Commercial Divers should pay close attention to how strong and easily removable the parts for their stingers are since they receive the most wear and sometimes need quick service in low visibility environments.

Broco Underwater BR-20 Welding Stinger

Underwater Welding Stinger Broco 20
  • Designed to hold the electrode at the optimum angle to the work piece delivering quality welds while reducing operator fatigue.
  • Movable jaw design accepts a wide range of electrode diameters.
  • Meets Mil-H-865D and is Approved for Navy Use (ANU). All brass parts last longer under extreme conditions.

Broco Underwater BR-21 Welding Stinger

Underwater Welding Stinger BR 21

The Nemo Submersible Impact Driver Delivering is the world’s first and only waterproof impact driver!

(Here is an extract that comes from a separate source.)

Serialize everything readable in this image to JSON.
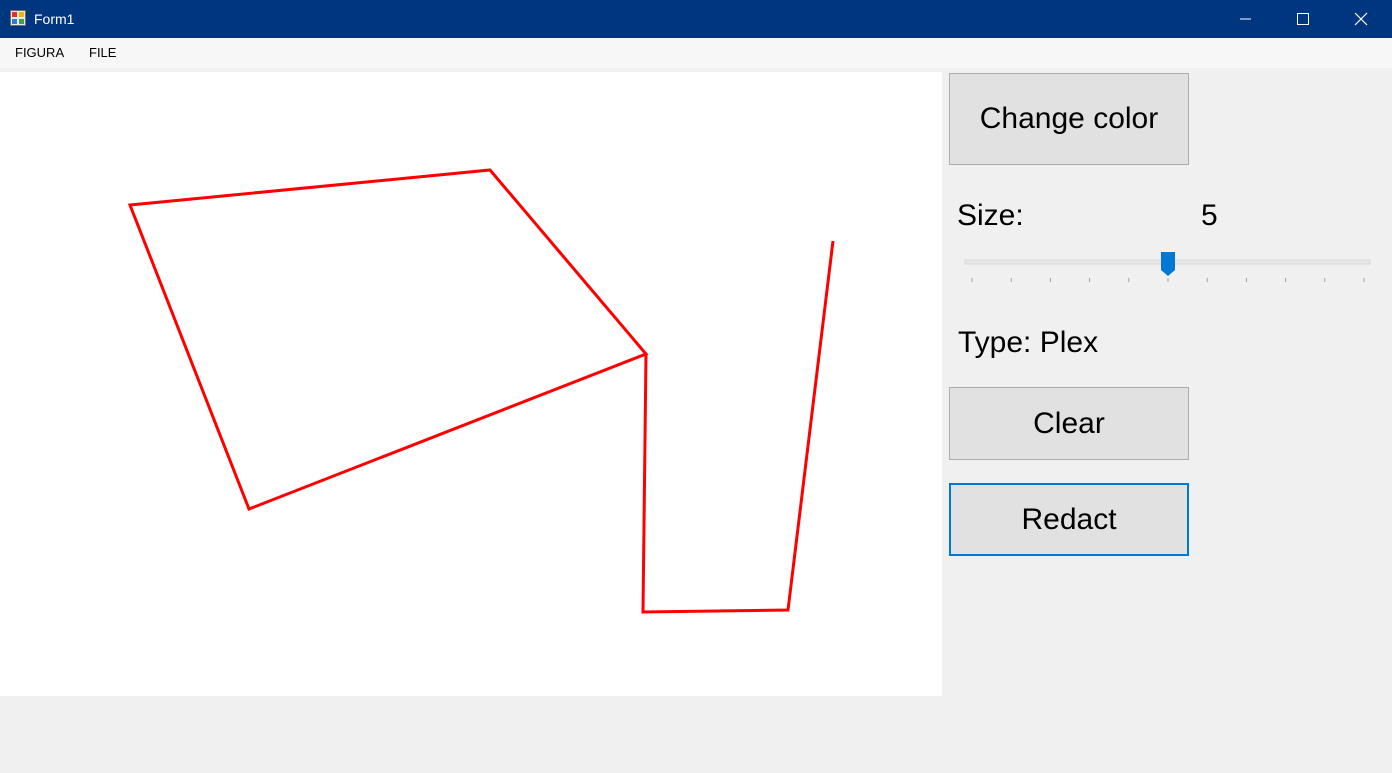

  • 170 ft-lbs of maximum torque
  • Weighs only 2.9 kg (6.39 lbs) and measuring only 6 inches long
  • Built-in high power LED light to illuminate the work area.
  • Maximum operating depth of 50m (164ft). Features salt-water resistant black and red paint

Wet Welding Electrodes

An electrode, sometimes referred to as a rod due to its shape, is the part of the welding equipment that conducts electric current and binds two pieces of material together. Electrodes can be consumable, meaning they melt and become part of the weld binding itself, as in the case of gas or shielded metal arc welding. Electrodes can also be non-consumable, meaning they do not melt, such as in gas tungsten arc welding. Electrodes that work underwater need to be refined differently from topside welding electrodes. For safety and efficiency purposes, it’s essential to only use these specifically manufactured electrodes when wet welding.

Underwater welding electrodes get marked with ratings in tensile strength, yield strength, elongation, and amperage.


    • Tensile Strength- this rating tells the user how well the electrodes hold up during the welding process. It’s expressed in PSI or KSI on electrode boxes with their first two numbers. For instance, a rating of 30 means that its tensile strength is rated 30,000 psi. The higher the tensile strength, the more robust and reliable the electrode
    • Yield Strength- Yield strength measures how much material the electrode will produce per millimeter, also expressed in PSI or KSI. The higher the number, the more efficient the electrode burns.
    • Elongation- This rating measures how far the length of the electrode extends under high-stress conditions, measured in percentages.
    • Amperage Rating – This rating is essential for safety reasons. This rating must match the power of the welding machine you’re using. Explosive reactions will occur if this does not match your machine’s rating.


Underwater Welding Electrodes SofTouch Blue Tube
  • Proprietary formula key to reliability, ease of use
  • Certifiable welds with less labor costs
  • Blue tube is SofTouch Mild Steel Wet Welding Electrodes

Broco Softouch Yellow

Underwater Welding Electrodes SofTouch Stainless Yellow Tube
  • Proprietary formula key to reliability, ease of use
  • Certifiable welds with less labor costs
  • Yellow Tube is SofTouch Stainless Steel Wet Welding Electrodes

Underwater welding equipment is one of the most frequently utilized toolsets in a commercial diver’s arsenal. At Professional Diver Training Center, we train commercial divers for the real world, with real underwater welding equipment and real-life scenarios prepared by veterans of the military and commercial diving industries. Dive in, and start your journey into commercial diving today.

Want to see more tools of the trade? Part 3 of the Commercial Diving Tools Series is coming soon!

Related Articles


Commercial Diving Tools: Part One

You’re interested in becoming a commercial diver. You’ve already read up on the basic equipment you’ll be using like helmets, wetsuits, gloves, and boots, but what about the bigger, heavier equipment like power tools? It might surprise you to learn that there are...

read more

What is an Engineer Diver?

Any engineer will tell you that many people don’t know what they do or think their work involves designing bridges and roads. This idea may skim the surface of one field of engineering, but there are actually four core disciplines and over forty subdisciplines of...

read more

Subscribe For Updates & Offers